Gonzales said that over the past few years, programs such as GIESORC, Women’s Resource Center and various administrative student affairs jobs went unfilled, allowing for between 12 and 15 positions in departments such as Multicultural Student Services to be created.

Now that the directors for GIESORC and the Women’s Center have been hired, funds for the Multicultural Retention Counselors from the Chicano/a and Latino/a Student Center are facing cuts, to pay for the new Associate Vice President for Community, Equity and Inclusive Excellence, Gonzales said.

“How we’ve survived over the last couple of years was that we didn’t fill positions,” Gonzales said.

Gonzales said the retention counselor positions were meant to be temporary. She added that she would have to break some of the promises she may have made in the past, such as keeping retention counselors on staff.

“I’m sorry that we made commitments we can’t keep right now. I’m gonna fight like a dog to keep some of those positions permanently funded,” she said.

In addition to the table full of ASWSU leaders, students held signs depicting messages such as “Higher education does not mean more barrier,” and “Are you here to support low income first gen, or are you here for the paycheck?” Only ASWSU senators questioned Gonzales, asking her to justify her chosen budget cuts, and clarify the processes that led to the current funding shortages.

Uncertified Senator Leonard Covarrubias asked Gonzales why the new vice president position was necessary, when it requires major cuts to current services to fill.

“I’m still very curious to why these positions are necessary,” Covarrubias said. “Because all-in-all it is your job to interact with students and why these students are here today, to show what’s going on, how they feel. With these positions, it’ll basically be another hurdle that students have to go through to be able to talk to you.”
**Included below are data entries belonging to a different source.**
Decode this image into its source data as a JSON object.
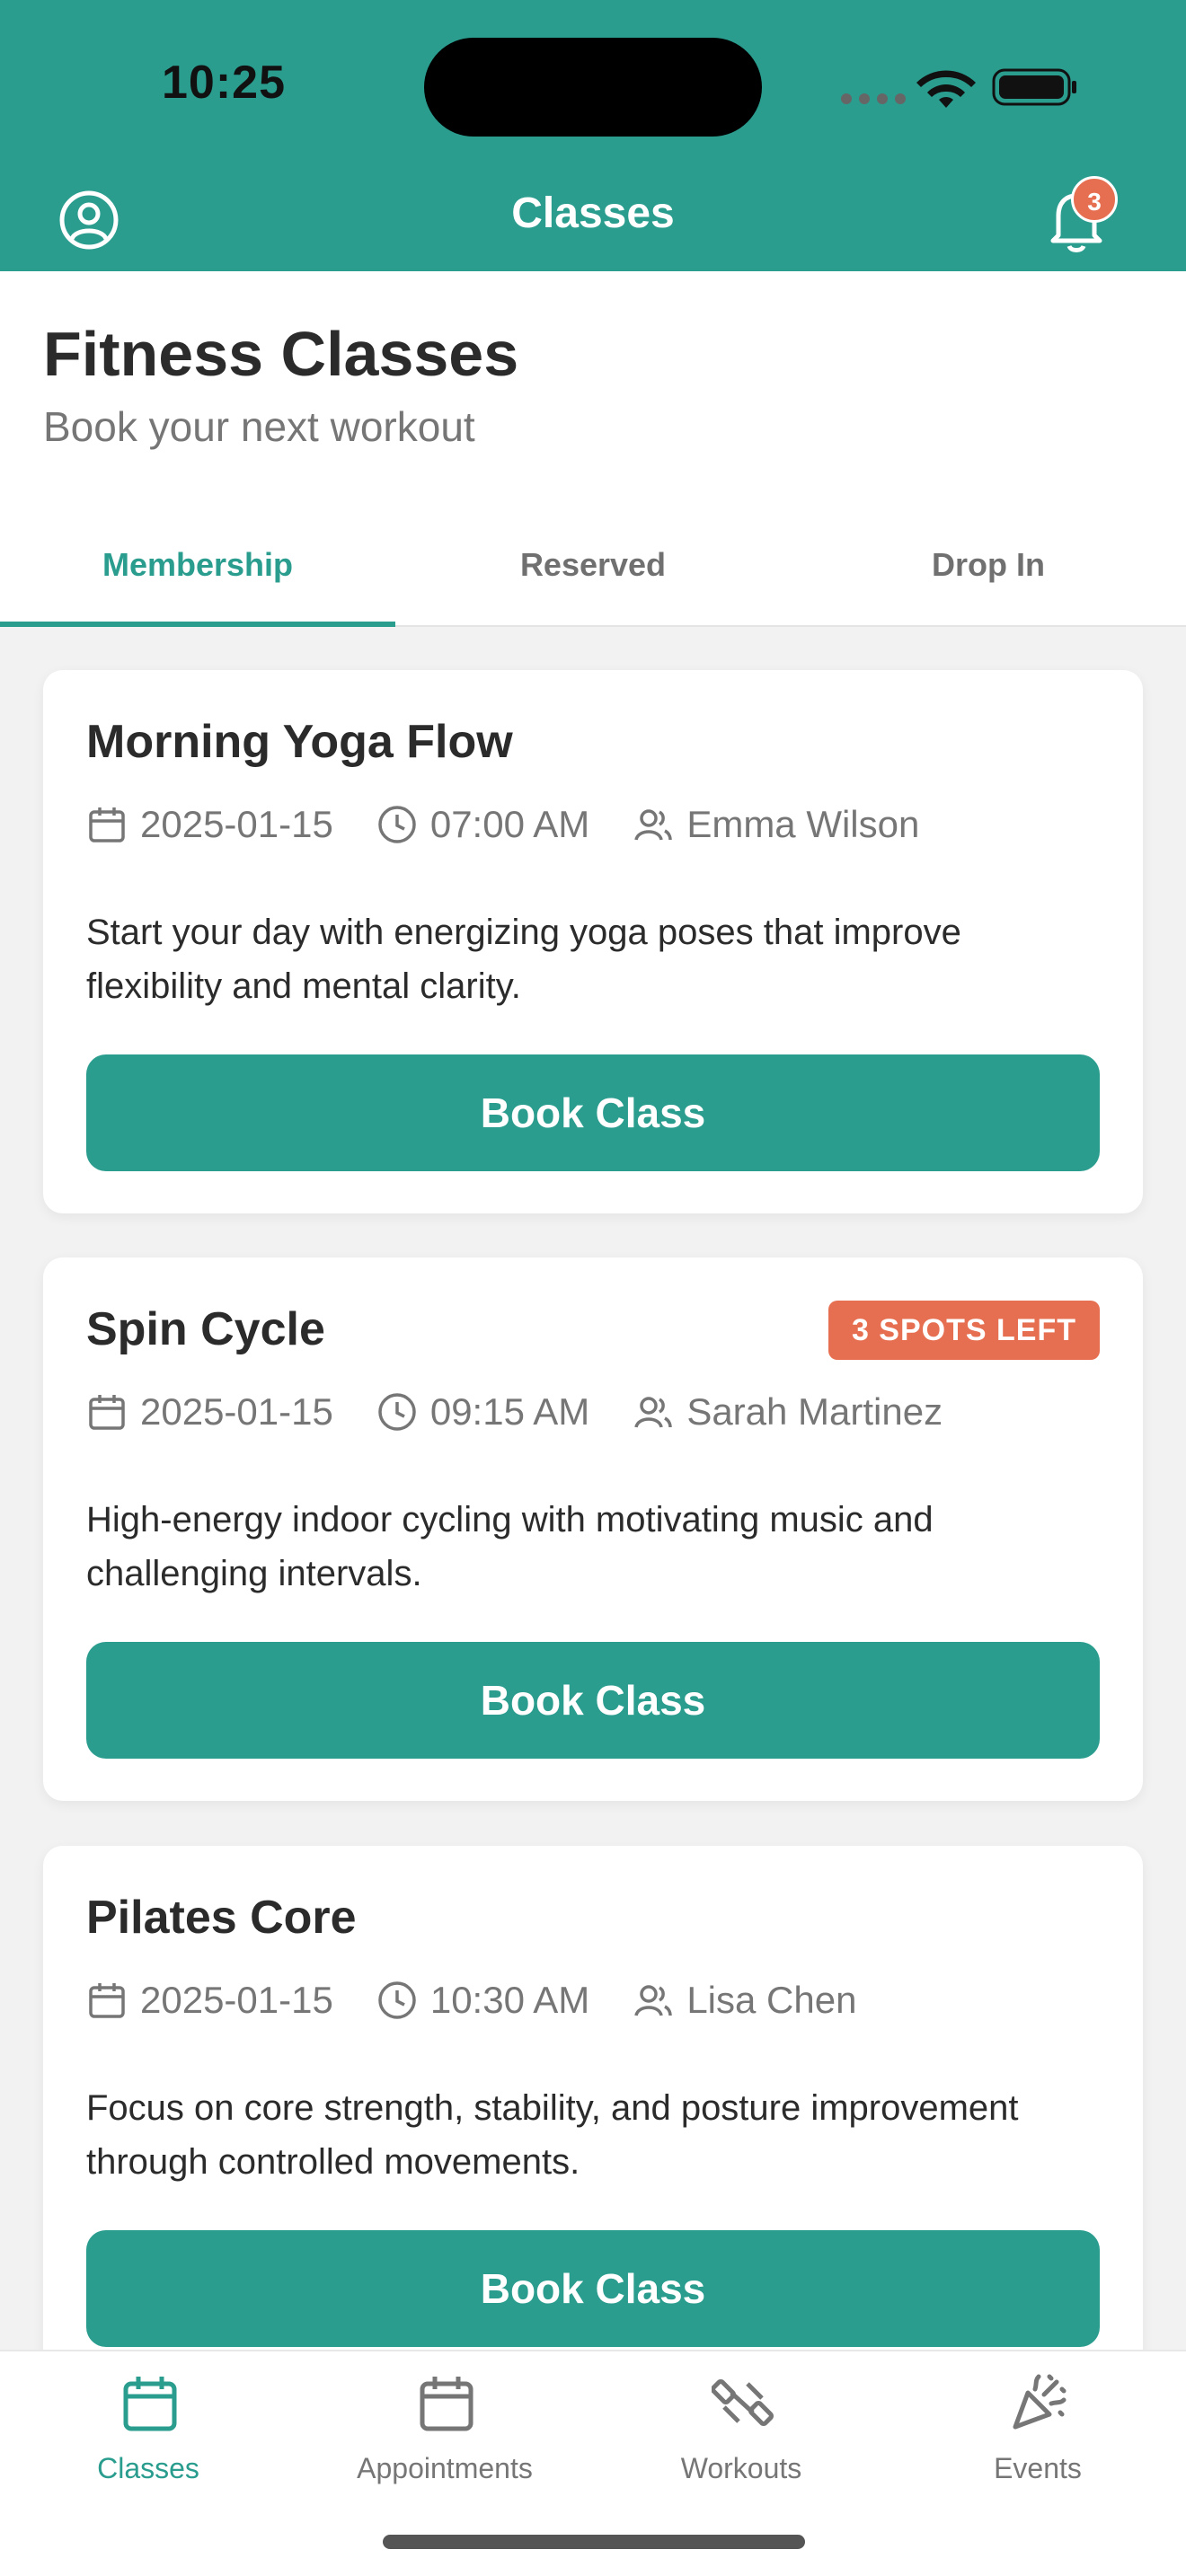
{
  "status_bar": {
    "time": "10:25"
  },
  "header": {
    "title": "Classes",
    "notification_count": "3"
  },
  "page": {
    "title": "Fitness Classes",
    "subtitle": "Book your next workout"
  },
  "tabs": [
    {
      "label": "Membership",
      "active": true
    },
    {
      "label": "Reserved",
      "active": false
    },
    {
      "label": "Drop In",
      "active": false
    }
  ],
  "classes": [
    {
      "title": "Morning Yoga Flow",
      "date": "2025-01-15",
      "time": "07:00 AM",
      "instructor": "Emma Wilson",
      "badge": "",
      "description": "Start your day with energizing yoga poses that improve flexibility and mental clarity.",
      "button": "Book Class"
    },
    {
      "title": "Spin Cycle",
      "date": "2025-01-15",
      "time": "09:15 AM",
      "instructor": "Sarah Martinez",
      "badge": "3 SPOTS LEFT",
      "description": "High-energy indoor cycling with motivating music and challenging intervals.",
      "button": "Book Class"
    },
    {
      "title": "Pilates Core",
      "date": "2025-01-15",
      "time": "10:30 AM",
      "instructor": "Lisa Chen",
      "badge": "",
      "description": "Focus on core strength, stability, and posture improvement through controlled movements.",
      "button": "Book Class"
    }
  ],
  "bottom_nav": [
    {
      "label": "Classes",
      "icon": "calendar-icon",
      "active": true
    },
    {
      "label": "Appointments",
      "icon": "calendar-icon",
      "active": false
    },
    {
      "label": "Workouts",
      "icon": "dumbbell-icon",
      "active": false
    },
    {
      "label": "Events",
      "icon": "party-popper-icon",
      "active": false
    }
  ],
  "colors": {
    "primary": "#2a9d8f",
    "accent": "#e76f51",
    "text": "#2b2b2b",
    "muted": "#767676",
    "background": "#f2f2f2"
  }
}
He said that the two new vice president positions would not have the same value to students as retention counselors do, as they are not focused on face-to-face interaction.

ZACH RUBIO | The Daily Evergreen
Students from the Latino/a Student Center and Multicultural Student Services staged a demonstration.

Gonzales said the positions are necessary to handle the workload she faces as the leader of student affairs.

“There are 22 departments in student affairs, it is impossible for a vice president, if you want me to spend time with you all, to supervise all 22 departments,” Gonzales said.

Several ASWSU senators asked her about the future of the heritage houses, as well as the source of funding for mandatory cultural competency, which Gonzales said she could not answer at the time.

Carson College of Business Senator Kacie Kubosumi expressed her frustrations with the university’s decision to leave students in the Chicano/a and Latino/a Student Center without retention counselors.

“I appreciate you apologizing to the students behind you,” Kubosumi said, “but by taking away something as crucial as a retention counselor, it’s showing that you’re not prioritizing students.”

Editors Note: This story has been updated to reflect that the funds  for retention counselors, previously paid by unused salaries from the formerly vacant GIESORC director position, the unfilled Women’s Resource Center and various administrative student affairs jobs left open, will not be used for the new associate vice president position.